First of all, OSC violated their own rules by scheduling both “pre-hearing conferences” and “hearings” collectively. That is, they wanted to prosecute students together in order to avoid having to coordinate dozens of separate hearing panels. However, the Code of Student Conduct [pdf] states that “All charged students must waive their rights to confidentiality before the hearing may be consolidated” (p. 12). No student has signed a waiver of confidentiality — OSC simply decided that they didn’t have to follow their own rules. When confronted with these arguments during the pre-hearing conferences, OSC officials claimed that they would “somehow” figure out a logistical fix to maintain student confidentiality during the hearings, but they have refused to either change the scheduled time or recognize the potential problems involved with having the same panel oversee multiple cases of students allegedly involved in the same events in a single day — it will be impossible to see each case individually.
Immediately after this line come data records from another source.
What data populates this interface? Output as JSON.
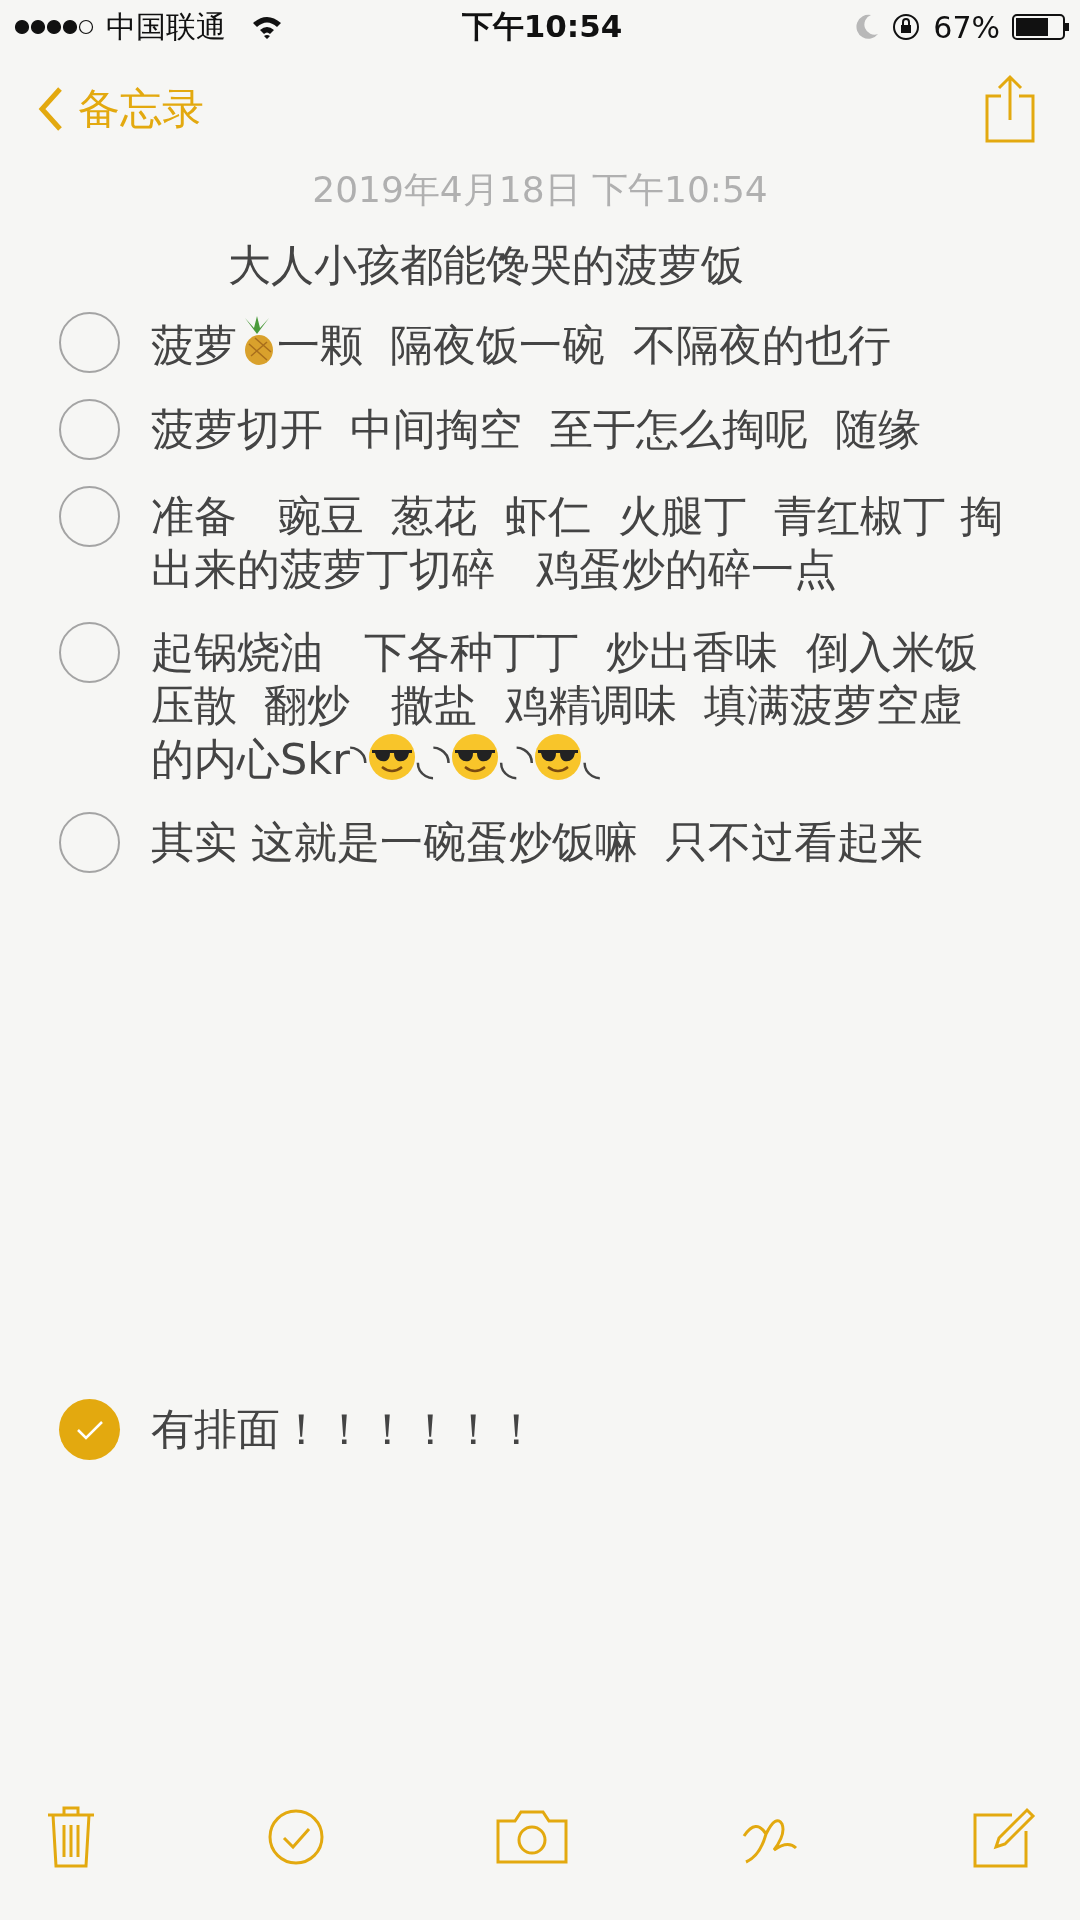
{
  "status_bar": {
    "carrier": "中国联通",
    "time": "下午10:54",
    "battery": "67%"
  },
  "nav": {
    "back_label": "备忘录"
  },
  "note": {
    "date": "2019年4月18日 下午10:54",
    "title": "大人小孩都能馋哭的菠萝饭",
    "items": [
      {
        "checked": false,
        "segments": [
          {
            "kind": "text",
            "text": "菠萝"
          },
          {
            "kind": "pineapple"
          },
          {
            "kind": "text",
            "text": "一颗  隔夜饭一碗  不隔夜的也行"
          }
        ]
      },
      {
        "checked": false,
        "segments": [
          {
            "kind": "text",
            "text": "菠萝切开  中间掏空  至于怎么掏呢  随缘"
          }
        ]
      },
      {
        "checked": false,
        "segments": [
          {
            "kind": "text",
            "text": "准备   豌豆  葱花  虾仁  火腿丁  青红椒丁 掏出来的菠萝丁切碎   鸡蛋炒的碎一点"
          }
        ]
      },
      {
        "checked": false,
        "segments": [
          {
            "kind": "line",
            "text": "起锅烧油   下各种丁丁  炒出香味  倒入米饭"
          },
          {
            "kind": "line",
            "text": "压散  翻炒   撒盐  鸡精调味  填满菠萝空虚"
          },
          {
            "kind": "text",
            "text": "的内心Skr◝"
          },
          {
            "kind": "cool"
          },
          {
            "kind": "text",
            "text": "◟◝"
          },
          {
            "kind": "cool"
          },
          {
            "kind": "text",
            "text": "◟◝"
          },
          {
            "kind": "cool"
          },
          {
            "kind": "text",
            "text": "◟"
          }
        ]
      },
      {
        "checked": false,
        "segments": [
          {
            "kind": "text",
            "text": "其实 这就是一碗蛋炒饭嘛  只不过看起来"
          }
        ]
      }
    ],
    "later_items": [
      {
        "checked": true,
        "segments": [
          {
            "kind": "text",
            "text": "有排面！！！！！！"
          }
        ]
      }
    ]
  }
}
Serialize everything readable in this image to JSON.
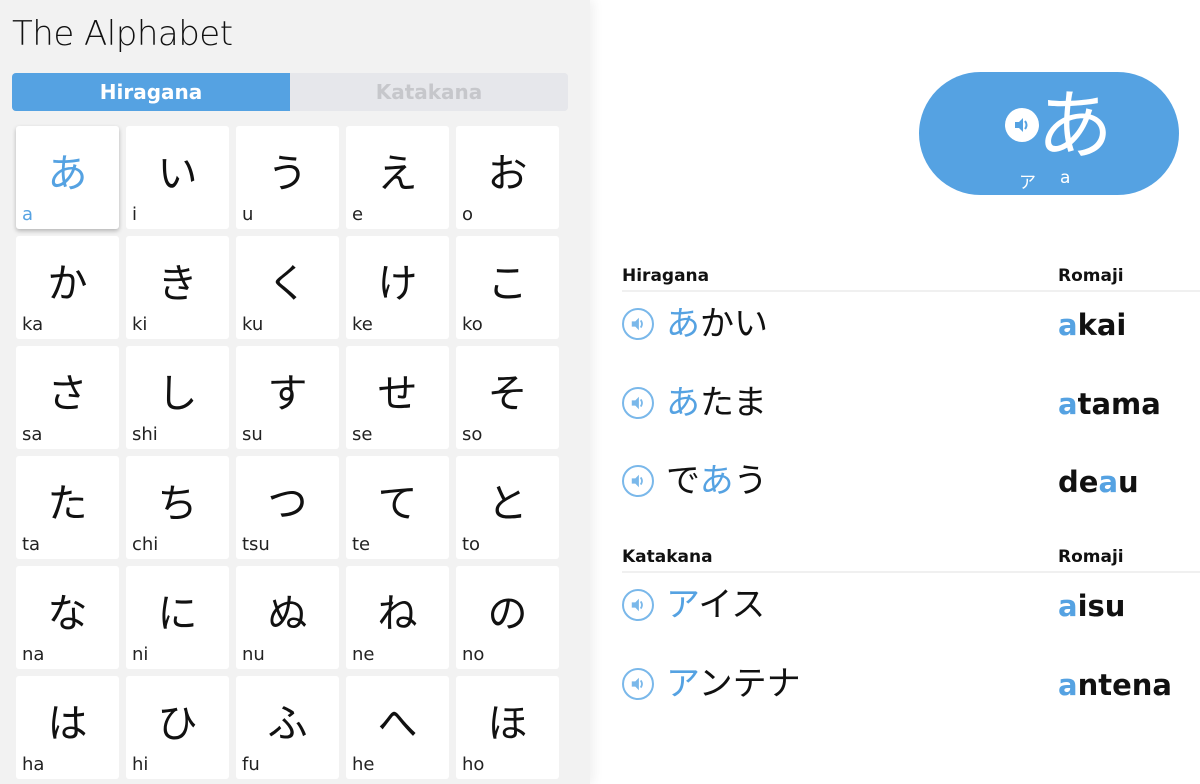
{
  "left_panel": {
    "title": "The Alphabet",
    "tabs": [
      {
        "label": "Hiragana",
        "active": true
      },
      {
        "label": "Katakana",
        "active": false
      }
    ],
    "characters": [
      {
        "kana": "あ",
        "romaji": "a",
        "selected": true
      },
      {
        "kana": "い",
        "romaji": "i"
      },
      {
        "kana": "う",
        "romaji": "u"
      },
      {
        "kana": "え",
        "romaji": "e"
      },
      {
        "kana": "お",
        "romaji": "o"
      },
      {
        "kana": "か",
        "romaji": "ka"
      },
      {
        "kana": "き",
        "romaji": "ki"
      },
      {
        "kana": "く",
        "romaji": "ku"
      },
      {
        "kana": "け",
        "romaji": "ke"
      },
      {
        "kana": "こ",
        "romaji": "ko"
      },
      {
        "kana": "さ",
        "romaji": "sa"
      },
      {
        "kana": "し",
        "romaji": "shi"
      },
      {
        "kana": "す",
        "romaji": "su"
      },
      {
        "kana": "せ",
        "romaji": "se"
      },
      {
        "kana": "そ",
        "romaji": "so"
      },
      {
        "kana": "た",
        "romaji": "ta"
      },
      {
        "kana": "ち",
        "romaji": "chi"
      },
      {
        "kana": "つ",
        "romaji": "tsu"
      },
      {
        "kana": "て",
        "romaji": "te"
      },
      {
        "kana": "と",
        "romaji": "to"
      },
      {
        "kana": "な",
        "romaji": "na"
      },
      {
        "kana": "に",
        "romaji": "ni"
      },
      {
        "kana": "ぬ",
        "romaji": "nu"
      },
      {
        "kana": "ね",
        "romaji": "ne"
      },
      {
        "kana": "の",
        "romaji": "no"
      },
      {
        "kana": "は",
        "romaji": "ha"
      },
      {
        "kana": "ひ",
        "romaji": "hi"
      },
      {
        "kana": "ふ",
        "romaji": "fu"
      },
      {
        "kana": "へ",
        "romaji": "he"
      },
      {
        "kana": "ほ",
        "romaji": "ho"
      }
    ]
  },
  "detail": {
    "selected_kana": "あ",
    "katakana": "ア",
    "romaji": "a",
    "sound_icon": "speaker-icon",
    "accent_color": "#55a2e2",
    "sections": [
      {
        "header": "Hiragana",
        "romaji_header": "Romaji",
        "words": [
          {
            "parts": [
              {
                "t": "あ",
                "hl": true
              },
              {
                "t": "かい",
                "hl": false
              }
            ],
            "romaji": [
              {
                "t": "a",
                "hl": true
              },
              {
                "t": "kai",
                "hl": false
              }
            ]
          },
          {
            "parts": [
              {
                "t": "あ",
                "hl": true
              },
              {
                "t": "たま",
                "hl": false
              }
            ],
            "romaji": [
              {
                "t": "a",
                "hl": true
              },
              {
                "t": "tama",
                "hl": false
              }
            ]
          },
          {
            "parts": [
              {
                "t": "で",
                "hl": false
              },
              {
                "t": "あ",
                "hl": true
              },
              {
                "t": "う",
                "hl": false
              }
            ],
            "romaji": [
              {
                "t": "de",
                "hl": false
              },
              {
                "t": "a",
                "hl": true
              },
              {
                "t": "u",
                "hl": false
              }
            ]
          }
        ]
      },
      {
        "header": "Katakana",
        "romaji_header": "Romaji",
        "words": [
          {
            "parts": [
              {
                "t": "ア",
                "hl": true
              },
              {
                "t": "イス",
                "hl": false
              }
            ],
            "romaji": [
              {
                "t": "a",
                "hl": true
              },
              {
                "t": "isu",
                "hl": false
              }
            ]
          },
          {
            "parts": [
              {
                "t": "ア",
                "hl": true
              },
              {
                "t": "ンテナ",
                "hl": false
              }
            ],
            "romaji": [
              {
                "t": "a",
                "hl": true
              },
              {
                "t": "ntena",
                "hl": false
              }
            ]
          }
        ]
      }
    ]
  }
}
(Furthermore, because OSC scheduled all the pre-hearing conferences for the same time in spite of the fact that no waiver of confidentiality had been signed, they were only able to complete a few. So far, no attempt has been made to reschedule the rest.)
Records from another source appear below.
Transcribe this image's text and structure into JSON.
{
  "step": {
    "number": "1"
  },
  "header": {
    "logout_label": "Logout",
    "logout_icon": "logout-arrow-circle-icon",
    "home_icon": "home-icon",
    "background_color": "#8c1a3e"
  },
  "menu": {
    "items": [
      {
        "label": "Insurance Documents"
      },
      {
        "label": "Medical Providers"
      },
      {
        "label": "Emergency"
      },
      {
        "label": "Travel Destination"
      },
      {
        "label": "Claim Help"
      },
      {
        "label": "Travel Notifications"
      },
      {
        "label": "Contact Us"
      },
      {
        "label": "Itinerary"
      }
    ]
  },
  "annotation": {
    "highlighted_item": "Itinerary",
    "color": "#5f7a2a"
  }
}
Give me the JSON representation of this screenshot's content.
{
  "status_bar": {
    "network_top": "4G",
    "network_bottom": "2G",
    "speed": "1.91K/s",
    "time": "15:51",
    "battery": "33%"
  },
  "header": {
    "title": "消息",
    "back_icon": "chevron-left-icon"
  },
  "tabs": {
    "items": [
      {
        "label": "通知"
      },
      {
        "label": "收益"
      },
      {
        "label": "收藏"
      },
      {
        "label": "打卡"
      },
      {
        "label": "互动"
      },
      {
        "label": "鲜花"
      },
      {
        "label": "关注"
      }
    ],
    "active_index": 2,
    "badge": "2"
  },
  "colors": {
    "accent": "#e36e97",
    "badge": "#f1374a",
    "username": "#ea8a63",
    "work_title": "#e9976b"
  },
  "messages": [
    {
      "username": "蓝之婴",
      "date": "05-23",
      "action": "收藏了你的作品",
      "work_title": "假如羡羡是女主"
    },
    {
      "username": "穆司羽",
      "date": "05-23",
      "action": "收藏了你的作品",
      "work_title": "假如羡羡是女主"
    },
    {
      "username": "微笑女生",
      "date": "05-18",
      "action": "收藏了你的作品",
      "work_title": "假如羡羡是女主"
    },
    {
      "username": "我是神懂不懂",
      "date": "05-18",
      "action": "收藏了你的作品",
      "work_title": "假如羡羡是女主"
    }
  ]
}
Second, OSC is having problems figuring out which version of the Code to use to prosecute student activists. As @callie_hoo tweeted the other day,
Here’s the deal. Last fall, when the protests in question took place, one version of the Code was in effect, but in December OSC took that version off their website — it was missing for over a month — while they revised it in order to make it, well, more “effective.” Now, at the pre-hearing conferences, OSC officers had difficulty telling students affirmatively which version of the Code they were using. They claimed to be operating under the current version of the Code — i.e. a version that did not exist when the alleged violations took place — but using pieces of the old version at will. In other words, OSC has decided that they have the ability to cut and paste, to literally string together a “new and improved” Code from current and previous versions, in order to get something they like. It is difficult to imagine anything more arbitrary and vindictive.
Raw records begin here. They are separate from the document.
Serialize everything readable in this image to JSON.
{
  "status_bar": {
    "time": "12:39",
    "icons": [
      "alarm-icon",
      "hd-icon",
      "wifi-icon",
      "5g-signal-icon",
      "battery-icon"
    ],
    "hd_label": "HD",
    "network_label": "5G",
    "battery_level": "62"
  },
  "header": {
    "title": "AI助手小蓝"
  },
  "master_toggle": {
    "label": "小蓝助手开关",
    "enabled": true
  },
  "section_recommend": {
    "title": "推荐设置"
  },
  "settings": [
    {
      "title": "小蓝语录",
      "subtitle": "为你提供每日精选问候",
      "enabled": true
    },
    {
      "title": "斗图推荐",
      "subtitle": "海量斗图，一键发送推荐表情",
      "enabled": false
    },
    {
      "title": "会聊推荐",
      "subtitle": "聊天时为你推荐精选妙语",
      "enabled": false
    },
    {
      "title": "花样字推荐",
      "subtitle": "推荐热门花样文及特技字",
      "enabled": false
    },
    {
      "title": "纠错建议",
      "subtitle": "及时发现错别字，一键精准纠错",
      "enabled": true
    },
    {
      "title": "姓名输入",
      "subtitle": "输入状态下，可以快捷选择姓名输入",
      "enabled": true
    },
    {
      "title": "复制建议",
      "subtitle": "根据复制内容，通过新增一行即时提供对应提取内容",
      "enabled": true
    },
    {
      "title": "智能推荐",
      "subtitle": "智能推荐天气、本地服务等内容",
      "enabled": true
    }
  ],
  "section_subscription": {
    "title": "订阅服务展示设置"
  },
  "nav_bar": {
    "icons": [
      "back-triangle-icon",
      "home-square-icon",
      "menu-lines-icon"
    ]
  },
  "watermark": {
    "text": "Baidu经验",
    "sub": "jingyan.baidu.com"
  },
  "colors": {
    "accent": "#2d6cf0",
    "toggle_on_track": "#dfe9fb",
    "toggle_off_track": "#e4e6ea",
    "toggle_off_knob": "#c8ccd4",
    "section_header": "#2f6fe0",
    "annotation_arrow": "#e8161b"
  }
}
Third, and more generally, the hearing process is quite obviously skewed in the interest of OSC and the prosecution. OSC forms a three-person panel to judge each case, composed of one faculty member (the chair), one student, and one administrator. OSC serves as the “prosecutor” in each case. But OSC also exercises the supposedly “neutral” job of “interpreting” the Code if any difficulties arise: in the pre-hearing conference, an OSC official — who also serves as “prosecutor” in other cases — advises the faculty chair regarding the requirements of the Code. In other words, OSC both prosecutes under the Code and at the same time serves as the final arbiter about what the Code actually says. Needless to say, OSC always interprets the Code in its best interest.
These are just some of the substantial and substantive problems with the process. In light of such serious flaws, the university would do well to remember that every other body on campus, including the ASUC (student government body), the UC Berkeley Faculty Association, over a hundred independent faculty members, the RAZA Recruitment and Retention Center, and even the ACLU of Northern California, have all demanded that UC Berkeley drop the charges and stop its attempts to stifle campus protest.